To date, five states plus the District of Columbia celebrate marriages of gay and lesbian couples and several other states honor such marriages.  In addition, five countries, including Canada, permit marriages of gay and lesbian couples and at least fourteen additional countries recognize same-sex relationships for immigration purposes.  Yet, because the U.S. immigration agencies rely on section 3 of the Defense of Marriage Act (DOMA)—defining marriage as a union between one man and one woman—lesbian and gay U.S. citizens and lawful permanent residents are barred from obtaining immigrant visas for their spouses, visas that are available to heterosexual U.S. citizens and residents with foreign-born spouses.  Gay and lesbian noncitizens also are precluded from obtaining other immigration protections, including relief from removal, based on a marriage to a U.S. citizen or permanent resident.  As a result, families are separated and spouses of U.S. citizens and lawful permanent residents are deported from the United States.

There are signs, however, that DOMA’s days are numbered.  Last year, the Gay & Lesbian Advocates & Defenders (GLAD) achieved the first court victory in a case challenging DOMA.  In the context of Social Security, taxes, and other federal benefits, a district court in Massachusetts held that section 3 of DOMA is unconstitutional.  In reaching this conclusion, the court found that there was no rational basis for discriminating against married same sex couples.  That case is currently on appeal in the First Circuit.

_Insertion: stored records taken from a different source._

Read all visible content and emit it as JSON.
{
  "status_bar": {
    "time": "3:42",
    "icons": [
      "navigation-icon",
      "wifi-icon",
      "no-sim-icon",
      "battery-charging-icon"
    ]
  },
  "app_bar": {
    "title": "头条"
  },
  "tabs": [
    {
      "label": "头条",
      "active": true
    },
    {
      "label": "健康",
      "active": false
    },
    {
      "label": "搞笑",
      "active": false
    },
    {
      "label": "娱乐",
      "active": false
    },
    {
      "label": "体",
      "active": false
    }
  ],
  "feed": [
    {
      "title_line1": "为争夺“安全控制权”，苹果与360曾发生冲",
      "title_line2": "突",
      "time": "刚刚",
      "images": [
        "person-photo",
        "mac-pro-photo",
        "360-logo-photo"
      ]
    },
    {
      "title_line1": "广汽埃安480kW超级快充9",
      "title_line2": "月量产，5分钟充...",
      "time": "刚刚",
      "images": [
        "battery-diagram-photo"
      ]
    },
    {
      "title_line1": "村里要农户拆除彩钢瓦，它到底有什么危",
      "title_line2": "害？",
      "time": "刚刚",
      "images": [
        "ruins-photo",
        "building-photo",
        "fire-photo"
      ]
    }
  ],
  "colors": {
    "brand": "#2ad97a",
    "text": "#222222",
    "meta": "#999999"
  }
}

Similar cases challenging DOMA are pending in other district courts.

Just a few months after the Massachusetts district court decision, in February 2011, the Obama Administration took a historic step and announced that it would not defend Section 3 in federal court because, after careful study, it believed the law was unconstitutional.  The U.S. House of Representatives has stepped in to defend the law and has hired a former Bush Administration Solicitor General, Paul Clement, to represent the House in DOMA litigation.  As a result, legal challenges to DOMA will continue to move forward.  It is likely that the Supreme Court ultimately will decide the issue.  A judicial resolution of DOMA in one of these cases will have a considerable—perhaps dispositive—impact on the application of DOMA in immigration cases.  There is also legislation pending in Congress which would repeal DOMA and other legislation which would extend immigration benefits to lesbian and gay couples.

Unfortunately, while we await a final resolution, the Administration has said it will continue to “enforce” section 3 of DOMA.  That means that the government will continue to deny visa petitions filed by U.S. citizens or lawful permanent residents on behalf of their spouses.  Particularly troubling, lesbian and gay noncitizens who are married to U.S. citizens continue to be placed in deportation proceedings and, as a result, face possible removal from the United States.  The Executive Office for Immigration Review (the immigration court system) has said, however, it “continues, where appropriate to exercise discretion in individual cases based on the unique factors presented by that particular case.”  And, significantly, in Matter of Dorman, which involves immigration protections based upon a civil union between two gay men, the Attorney General remanded the case to the Board of Immigration Appeals to determine “whether and how the constitutionality of DOMA is implicated.”  Legal advocates are taking steps to protect their clients in the interim.

Given that the law surrounding DOMA is developing and that the Administration has concluded that Section 3 of DOMA is unconstitutional, the immigration judges and the Board of Immigration Appeals should exercise their discretion to stay removal cases pending a resolution of DOMA.

Photo by Gay Liberation Network.